[Data excerpts]

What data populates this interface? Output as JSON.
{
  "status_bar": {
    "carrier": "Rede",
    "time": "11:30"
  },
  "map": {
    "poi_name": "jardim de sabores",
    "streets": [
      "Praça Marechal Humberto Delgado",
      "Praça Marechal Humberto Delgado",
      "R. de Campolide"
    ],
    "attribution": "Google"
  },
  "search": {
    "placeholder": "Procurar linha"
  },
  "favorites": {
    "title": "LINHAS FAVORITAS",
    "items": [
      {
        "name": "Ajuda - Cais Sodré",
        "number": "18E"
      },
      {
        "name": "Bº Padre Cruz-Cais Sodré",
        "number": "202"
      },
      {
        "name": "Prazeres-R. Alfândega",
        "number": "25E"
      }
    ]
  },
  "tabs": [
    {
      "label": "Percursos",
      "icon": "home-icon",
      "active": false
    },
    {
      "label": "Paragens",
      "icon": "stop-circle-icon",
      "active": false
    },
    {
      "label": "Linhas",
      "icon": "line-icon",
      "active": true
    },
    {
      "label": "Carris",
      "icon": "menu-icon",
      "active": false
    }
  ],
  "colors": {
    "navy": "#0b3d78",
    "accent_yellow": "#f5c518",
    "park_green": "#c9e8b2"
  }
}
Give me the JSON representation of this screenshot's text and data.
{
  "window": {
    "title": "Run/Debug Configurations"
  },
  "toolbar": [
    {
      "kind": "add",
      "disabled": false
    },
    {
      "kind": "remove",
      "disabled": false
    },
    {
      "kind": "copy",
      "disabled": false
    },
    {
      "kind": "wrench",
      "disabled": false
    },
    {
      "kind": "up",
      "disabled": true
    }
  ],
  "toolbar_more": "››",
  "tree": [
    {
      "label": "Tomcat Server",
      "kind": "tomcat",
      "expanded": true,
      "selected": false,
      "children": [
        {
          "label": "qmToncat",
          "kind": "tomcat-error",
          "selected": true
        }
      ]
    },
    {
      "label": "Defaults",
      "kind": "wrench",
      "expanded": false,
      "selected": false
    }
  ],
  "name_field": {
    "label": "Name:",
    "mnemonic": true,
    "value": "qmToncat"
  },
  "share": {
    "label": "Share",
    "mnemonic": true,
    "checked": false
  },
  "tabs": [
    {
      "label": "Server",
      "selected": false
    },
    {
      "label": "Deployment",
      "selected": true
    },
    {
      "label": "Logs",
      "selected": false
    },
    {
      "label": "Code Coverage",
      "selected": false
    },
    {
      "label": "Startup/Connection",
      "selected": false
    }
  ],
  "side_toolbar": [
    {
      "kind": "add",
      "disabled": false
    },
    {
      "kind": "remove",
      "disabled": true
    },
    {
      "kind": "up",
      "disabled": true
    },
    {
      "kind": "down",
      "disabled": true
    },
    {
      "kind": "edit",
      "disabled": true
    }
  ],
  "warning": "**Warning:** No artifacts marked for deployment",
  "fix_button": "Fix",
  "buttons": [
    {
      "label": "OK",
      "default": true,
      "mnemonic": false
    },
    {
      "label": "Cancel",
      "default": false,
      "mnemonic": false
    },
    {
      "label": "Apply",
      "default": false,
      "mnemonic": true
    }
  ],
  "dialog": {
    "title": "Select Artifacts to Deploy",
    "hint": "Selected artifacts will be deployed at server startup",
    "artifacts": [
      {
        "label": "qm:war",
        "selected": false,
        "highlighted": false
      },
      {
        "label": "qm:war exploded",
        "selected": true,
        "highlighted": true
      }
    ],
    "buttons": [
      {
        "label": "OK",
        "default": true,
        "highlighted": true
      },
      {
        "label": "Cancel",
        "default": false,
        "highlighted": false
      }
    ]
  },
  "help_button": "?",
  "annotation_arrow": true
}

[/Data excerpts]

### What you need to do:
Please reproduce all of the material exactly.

### Task solution:
What data populates this interface? Output as JSON.
{
  "status_bar": {
    "carrier": "Rede",
    "time": "11:30"
  },
  "map": {
    "poi_name": "jardim de sabores",
    "streets": [
      "Praça Marechal Humberto Delgado",
      "Praça Marechal Humberto Delgado",
      "R. de Campolide"
    ],
    "attribution": "Google"
  },
  "search": {
    "placeholder": "Procurar linha"
  },
  "favorites": {
    "title": "LINHAS FAVORITAS",
    "items": [
      {
        "name": "Ajuda - Cais Sodré",
        "number": "18E"
      },
      {
        "name": "Bº Padre Cruz-Cais Sodré",
        "number": "202"
      },
      {
        "name": "Prazeres-R. Alfândega",
        "number": "25E"
      }
    ]
  },
  "tabs": [
    {
      "label": "Percursos",
      "icon": "home-icon",
      "active": false
    },
    {
      "label": "Paragens",
      "icon": "stop-circle-icon",
      "active": false
    },
    {
      "label": "Linhas",
      "icon": "line-icon",
      "active": true
    },
    {
      "label": "Carris",
      "icon": "menu-icon",
      "active": false
    }
  ],
  "colors": {
    "navy": "#0b3d78",
    "accent_yellow": "#f5c518",
    "park_green": "#c9e8b2"
  }
}
Give me the JSON representation of this screenshot's text and data.
{
  "window": {
    "title": "Run/Debug Configurations"
  },
  "toolbar": [
    {
      "kind": "add",
      "disabled": false
    },
    {
      "kind": "remove",
      "disabled": false
    },
    {
      "kind": "copy",
      "disabled": false
    },
    {
      "kind": "wrench",
      "disabled": false
    },
    {
      "kind": "up",
      "disabled": true
    }
  ],
  "toolbar_more": "››",
  "tree": [
    {
      "label": "Tomcat Server",
      "kind": "tomcat",
      "expanded": true,
      "selected": false,
      "children": [
        {
          "label": "qmToncat",
          "kind": "tomcat-error",
          "selected": true
        }
      ]
    },
    {
      "label": "Defaults",
      "kind": "wrench",
      "expanded": false,
      "selected": false
    }
  ],
  "name_field": {
    "label": "Name:",
    "mnemonic": true,
    "value": "qmToncat"
  },
  "share": {
    "label": "Share",
    "mnemonic": true,
    "checked": false
  },
  "tabs": [
    {
      "label": "Server",
      "selected": false
    },
    {
      "label": "Deployment",
      "selected": true
    },
    {
      "label": "Logs",
      "selected": false
    },
    {
      "label": "Code Coverage",
      "selected": false
    },
    {
      "label": "Startup/Connection",
      "selected": false
    }
  ],
  "side_toolbar": [
    {
      "kind": "add",
      "disabled": false
    },
    {
      "kind": "remove",
      "disabled": true
    },
    {
      "kind": "up",
      "disabled": true
    },
    {
      "kind": "down",
      "disabled": true
    },
    {
      "kind": "edit",
      "disabled": true
    }
  ],
  "warning": "**Warning:** No artifacts marked for deployment",
  "fix_button": "Fix",
  "buttons": [
    {
      "label": "OK",
      "default": true,
      "mnemonic": false
    },
    {
      "label": "Cancel",
      "default": false,
      "mnemonic": false
    },
    {
      "label": "Apply",
      "default": false,
      "mnemonic": true
    }
  ],
  "dialog": {
    "title": "Select Artifacts to Deploy",
    "hint": "Selected artifacts will be deployed at server startup",
    "artifacts": [
      {
        "label": "qm:war",
        "selected": false,
        "highlighted": false
      },
      {
        "label": "qm:war exploded",
        "selected": true,
        "highlighted": true
      }
    ],
    "buttons": [
      {
        "label": "OK",
        "default": true,
        "highlighted": true
      },
      {
        "label": "Cancel",
        "default": false,
        "highlighted": false
      }
    ]
  },
  "help_button": "?",
  "annotation_arrow": true
}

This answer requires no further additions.